Pope Francis appealed repeatedly to peace in the Middle East during his visit to the Holy Land in reference to the Syrian war and the Israel-Palestinian conflict. He made an unscheduled stop at the separation wall near Bethlehem to pray there and invited the presidents of Israel and Palestine to go to the Vatican to pray together for peace with him, an invitation that according to the Vatican spokesman they both are considering.
Last saturday in Jordan, meeting a group of refugees and disabled young people he said that “we are profoundly affected by the tragedies and suffering of our times, particularly those caused by ongoing conflicts in the Middle East. I think particularly of beloved Syria, rent by nearly three years of civil strife which has led to countless deaths and forced millions to flee and seek exile in other countries”.
“All of us want peace!” he exclaimed. “But as we observe this tragic conflict, seeing these wounds, seeing so many people who have left their homeland, forced to do so, I ask myself: who is selling arms to these people to make war? Behold the root of evil! Hatred and financial greed in the manufacturing and sale of arms. This should make us think about who is responsible for this situation, for providing arms to those in conflict and thereby sustaining such conflict. Let us think about this and with sincere hearts let us call upon these poor criminals to change their ways”.
Pope Francis thanked the Jordanian authorities and people for
“the generous welcome they have extended to the immense number of refugees from Syria and Iraq. I also thank all those who offer them assistance and solidarity. I think too of the charitable work undertaken by Church institutions such as Caritas Jordan and others, who assist the needy regardless of their religious beliefs, ethnic origin or politics; in this way they reveal the radiant face of Jesus, full of kindness and love. May the Almighty and Merciful God bless all of you and every effort you make to alleviate the sufferings caused by war”.
“I urge the international community not to leave Jordan, so welcoming and courageous, alone in the task of meeting the humanitarian emergency caused by the arrival of so great a number of refugees, but to continue and even increase its support and assistance. And I renew my heartfelt appeal for peace in Syria. May the violence cease and may humanitarian law be respected, thus ensuring much needed assistance to those who are suffering. May all parties abandon the attempt to resolve issues by the use of arms and return to negotiations. A solution will only be found through dialogue and restraint, through compassion for those who suffer, through the search for a political solution and through a sense of fraternal responsibility”.
Finally, he added,
“As our meeting concludes, I pray once more that reason and restraint will prevail and that, with the help of the international community, Syria will rediscover the path of peace. May God change the hearts of those who seek war. May God change the hearts of those who manufacture and sell arms, and may he strengthen the hearts and minds of peacemakers and grant them every blessing”.
In Bethlehem, he addressed to the Palestinian authorities. “For decades the Middle East has known the tragic consequences of a protracted conflict which has inflicted many wounds so difficult to heal”, he began.
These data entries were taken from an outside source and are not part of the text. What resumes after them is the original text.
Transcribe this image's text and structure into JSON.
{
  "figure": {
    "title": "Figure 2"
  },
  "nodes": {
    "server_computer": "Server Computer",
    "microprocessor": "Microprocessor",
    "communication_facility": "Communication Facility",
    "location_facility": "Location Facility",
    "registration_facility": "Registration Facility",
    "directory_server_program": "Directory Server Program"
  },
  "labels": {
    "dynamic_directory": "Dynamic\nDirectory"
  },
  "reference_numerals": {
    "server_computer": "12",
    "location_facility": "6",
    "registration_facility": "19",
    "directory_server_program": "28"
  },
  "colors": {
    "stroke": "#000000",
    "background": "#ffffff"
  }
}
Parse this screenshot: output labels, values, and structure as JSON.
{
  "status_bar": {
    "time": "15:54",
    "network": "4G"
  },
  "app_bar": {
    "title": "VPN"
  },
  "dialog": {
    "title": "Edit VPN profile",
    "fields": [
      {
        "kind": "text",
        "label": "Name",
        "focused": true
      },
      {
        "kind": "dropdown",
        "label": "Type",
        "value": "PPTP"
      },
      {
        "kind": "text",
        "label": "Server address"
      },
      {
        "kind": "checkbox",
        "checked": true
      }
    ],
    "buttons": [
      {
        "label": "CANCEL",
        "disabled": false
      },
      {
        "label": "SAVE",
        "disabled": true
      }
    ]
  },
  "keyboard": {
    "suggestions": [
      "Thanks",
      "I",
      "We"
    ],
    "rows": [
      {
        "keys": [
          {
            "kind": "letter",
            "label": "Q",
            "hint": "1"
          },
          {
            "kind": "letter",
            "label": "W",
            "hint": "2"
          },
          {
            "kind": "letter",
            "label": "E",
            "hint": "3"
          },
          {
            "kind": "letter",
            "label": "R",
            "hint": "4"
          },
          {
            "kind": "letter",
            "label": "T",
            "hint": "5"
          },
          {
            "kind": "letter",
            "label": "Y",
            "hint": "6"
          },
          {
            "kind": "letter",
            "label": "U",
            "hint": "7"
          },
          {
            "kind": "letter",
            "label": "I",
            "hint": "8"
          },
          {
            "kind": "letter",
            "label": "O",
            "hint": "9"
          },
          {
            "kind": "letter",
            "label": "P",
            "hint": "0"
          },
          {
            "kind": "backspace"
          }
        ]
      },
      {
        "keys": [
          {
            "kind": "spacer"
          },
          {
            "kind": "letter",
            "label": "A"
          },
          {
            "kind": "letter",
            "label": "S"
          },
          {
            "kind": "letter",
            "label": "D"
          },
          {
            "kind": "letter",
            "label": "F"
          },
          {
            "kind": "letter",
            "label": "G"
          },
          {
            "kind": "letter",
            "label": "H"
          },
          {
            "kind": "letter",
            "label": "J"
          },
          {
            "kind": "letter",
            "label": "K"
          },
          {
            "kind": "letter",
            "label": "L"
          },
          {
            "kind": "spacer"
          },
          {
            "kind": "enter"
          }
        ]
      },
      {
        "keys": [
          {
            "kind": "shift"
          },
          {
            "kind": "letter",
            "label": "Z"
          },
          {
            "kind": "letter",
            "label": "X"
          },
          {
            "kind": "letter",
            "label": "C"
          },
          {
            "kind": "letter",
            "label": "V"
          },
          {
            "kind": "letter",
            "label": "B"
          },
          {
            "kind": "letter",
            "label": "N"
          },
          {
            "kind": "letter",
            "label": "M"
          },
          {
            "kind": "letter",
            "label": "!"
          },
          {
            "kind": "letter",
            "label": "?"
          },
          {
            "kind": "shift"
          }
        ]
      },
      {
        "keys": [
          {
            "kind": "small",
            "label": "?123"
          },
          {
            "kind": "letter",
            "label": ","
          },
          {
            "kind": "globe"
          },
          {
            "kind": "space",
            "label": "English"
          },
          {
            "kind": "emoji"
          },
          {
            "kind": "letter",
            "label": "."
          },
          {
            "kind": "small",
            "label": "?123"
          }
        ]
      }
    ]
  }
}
“Even in the absence of violence, the climate of instability and a lack of mutual understanding have produced insecurity, the violation of rights, isolation and the flight of entire communities, conflicts, shortages and sufferings of every sort. In expressing my closeness to those who suffer most from this conflict, I wish to state my heartfelt conviction that the time has come to put an end to this situation which has become increasingly unacceptable. For the good of all, there is a need to intensify efforts and initiatives aimed at creating the conditions for a stable peace based on justice, on the recognition of the rights of every individual, and on mutual security. The time has come for everyone to find the courage to be generous and creative in the service of the common good, the courage to forge a peace which rests on the acknowledgement by all of the right of two States to exist and to live in peace and security within internationally recognized borders”.
“To this end, I can only express my profound hope that all will refrain from initiatives and actions which contradict the stated desire to reach a true agreement, and that peace will be pursued with tireless determination and tenacity. Peace will bring countless benefits for the peoples of this region and for the world as a whole. And so it must resolutely be pursued, even if each side has to make certain sacrifices”, he emphasised. “I pray that the Palestinian and Israeli peoples and their respective leaders will undertake this promising journey of peace with the same courage and steadfastness needed for every journey. Peace in security and mutual trust will become the stable frame of reference for confronting and resolving every other problem, and thus provide an opportunity for a balanced development, one which can serve as a model for other crisis areas”.
In Israel during the welcome ceremony at the Ben Gurion Airport he made said among other things:
“In union with all men and women of good will, I implore those in positions of responsibility to leave no stone unturned in the search for equitable solutions to complex problems, so that Israelis and Palestinians may live in peace. The path of dialogue, reconciliation and peace must constantly be taken up anew, courageously and tirelessly. There is simply no other way.”
“And so I renew the appeal made in this place by Pope Benedict XVI: the right of the State of Israel to exist and to flourish in peace and security within internationally recognized borders must be universally recognized. At the same time, there must also be a recognition of the right of the Palestinian people to a sovereign homeland and their right to live with dignity and with freedom of movement. The “Two State Solution” must become reality and not remain merely a dream.”